WASHINGTON - The U.S. government is stepping up efforts to help Central American farmers fight a devastating coffee disease — and hold down the price of your morning cup.
At issue is a fungus called coffee rust that has caused more than $1 billion in damage across the Latin American region. The fungus is especially deadly to Arabica coffee, the bean that makes up most high-end, specialty coffees.
Already, it is affecting the price of some of those coffees in the United States.
“We are concerned because we know coffee rust is already causing massive amounts of devastation,” said Rajiv Shah, head of the U.S. Agency for International Development (USAID).

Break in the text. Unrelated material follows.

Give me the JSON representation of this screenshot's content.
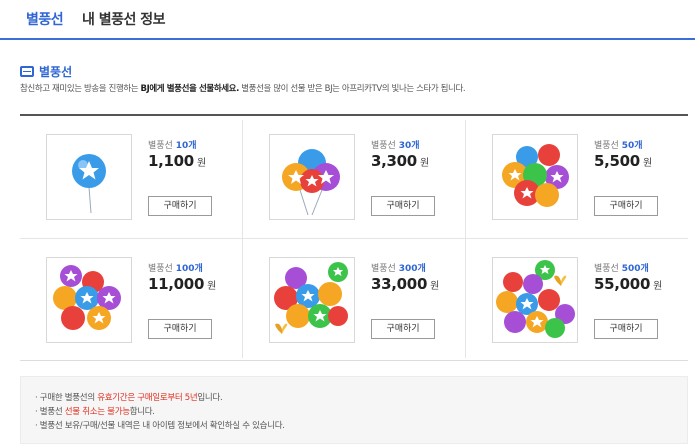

On Monday, Shah, who spent a decade at the Bill & Melinda Gates Foundation in Seattle working on global health and agriculture programs, was expected to announce a $5 million partnership with Texas A&M University’s World Coffee Research center to try to eliminate the fungus.